“I joined the BPF with a clear conscious, to further advance my voice and the interests of the constituents of Nata/Gweta which I believe the BDP is no longer capable to execute.” Ookeditse speaks of abject poverty in his constituency and prevalent unemployment among the youth, issues he hopes his new home will prioritise.
He dismissed further allegations that he resigned from the BDP because he was not rewarded for his efforts towards the 2019 general elections. After losing in the BDP primaries in 2018, Ookeditse said, he was offered a job in government but declined to take the post due to his political ambitions. Ookeditse stated that he rejected the offer because, working for government clashed with his political journey.

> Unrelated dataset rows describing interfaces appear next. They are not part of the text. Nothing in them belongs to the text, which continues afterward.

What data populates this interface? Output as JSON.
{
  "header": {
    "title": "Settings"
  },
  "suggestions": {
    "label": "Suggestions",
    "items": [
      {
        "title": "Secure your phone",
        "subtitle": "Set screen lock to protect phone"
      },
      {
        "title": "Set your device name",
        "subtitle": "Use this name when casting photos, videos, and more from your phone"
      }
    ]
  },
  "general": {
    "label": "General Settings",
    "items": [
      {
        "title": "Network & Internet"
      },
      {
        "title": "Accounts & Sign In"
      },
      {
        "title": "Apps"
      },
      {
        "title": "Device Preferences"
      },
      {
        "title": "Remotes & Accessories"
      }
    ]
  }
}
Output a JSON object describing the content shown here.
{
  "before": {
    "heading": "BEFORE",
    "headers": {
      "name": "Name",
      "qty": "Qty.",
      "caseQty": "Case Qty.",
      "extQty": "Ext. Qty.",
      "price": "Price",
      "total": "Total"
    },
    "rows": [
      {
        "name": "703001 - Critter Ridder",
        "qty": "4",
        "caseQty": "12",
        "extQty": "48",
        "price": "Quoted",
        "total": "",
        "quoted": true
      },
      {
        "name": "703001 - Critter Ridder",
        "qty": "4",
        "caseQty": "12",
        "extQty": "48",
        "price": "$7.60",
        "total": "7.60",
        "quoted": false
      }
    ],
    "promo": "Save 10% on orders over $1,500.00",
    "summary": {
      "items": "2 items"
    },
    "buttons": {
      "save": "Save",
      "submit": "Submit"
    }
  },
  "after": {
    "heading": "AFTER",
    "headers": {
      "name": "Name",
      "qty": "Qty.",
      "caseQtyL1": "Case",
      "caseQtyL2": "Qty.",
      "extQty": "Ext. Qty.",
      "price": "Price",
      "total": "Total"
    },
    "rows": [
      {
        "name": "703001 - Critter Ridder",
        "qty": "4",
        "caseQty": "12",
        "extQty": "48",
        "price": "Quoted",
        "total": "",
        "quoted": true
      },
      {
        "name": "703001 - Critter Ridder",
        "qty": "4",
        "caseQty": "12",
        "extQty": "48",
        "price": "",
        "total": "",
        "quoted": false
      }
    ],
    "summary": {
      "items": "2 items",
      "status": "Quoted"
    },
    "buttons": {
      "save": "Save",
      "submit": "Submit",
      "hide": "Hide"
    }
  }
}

He insists there are many activists who are more deserving than him; he could have chosen to take up the opportunity that was before him but his conscious for the entire populace’s wellbeing held him back. Ookeditse said there many people in the party who also contributed towards party success, asserting that he only left the BDP because he was concerned about the greater good of the majority not individualism purposes.
According to observers, Ookeditse has been enticed by the prospects of contesting Nata/Gweta constituency in the 2024 general election, following the party’s impressive performance in the last general elections. Nata/Gweta which is a traditional BDP stronghold saw its numbers shrinking to a margin of 1568. BDP represented by Polson Majaga garnered 4754, while BPF which had fielded Joe Linga received 3186 with UDC coming a distant with 1442 votes.
There are reports that Linga will pave way for Ookeditse to contest the constituency in 2024 and the latter is upbeat about the prospects of being elected to parliament. Despite Ookeditse dismissing reports that he is eying the secretary general position, insiders argue that the position will be availed to him nevertheless.
Alternative favourite for the position is Vuyo Notha who is the party Deputy Secretary General. Notha has since assumed duties of the secretariat office on the interim basis. BPF politburo is expected to meet on 25th of January 2020, where the vacancy will be filled.
Botswana Democratic Party (BDP) big wigs have decided to cancel a retreat with the party legislators this weekend owing to increasing numbers of Covid-19 cases. The meeting was billed for this weekend at a place that was to be confirmed, however a communique from the party this past Tuesday reversed the highly anticipated meeting.
“We received a communication this week that the meeting will not go as planned because of rapid spread of Covid-19,” one member of the party Central Committee confirmed to this publication. The gathering was to follow the first of its kind held late last year at party Treasurer Satar Dada’s place.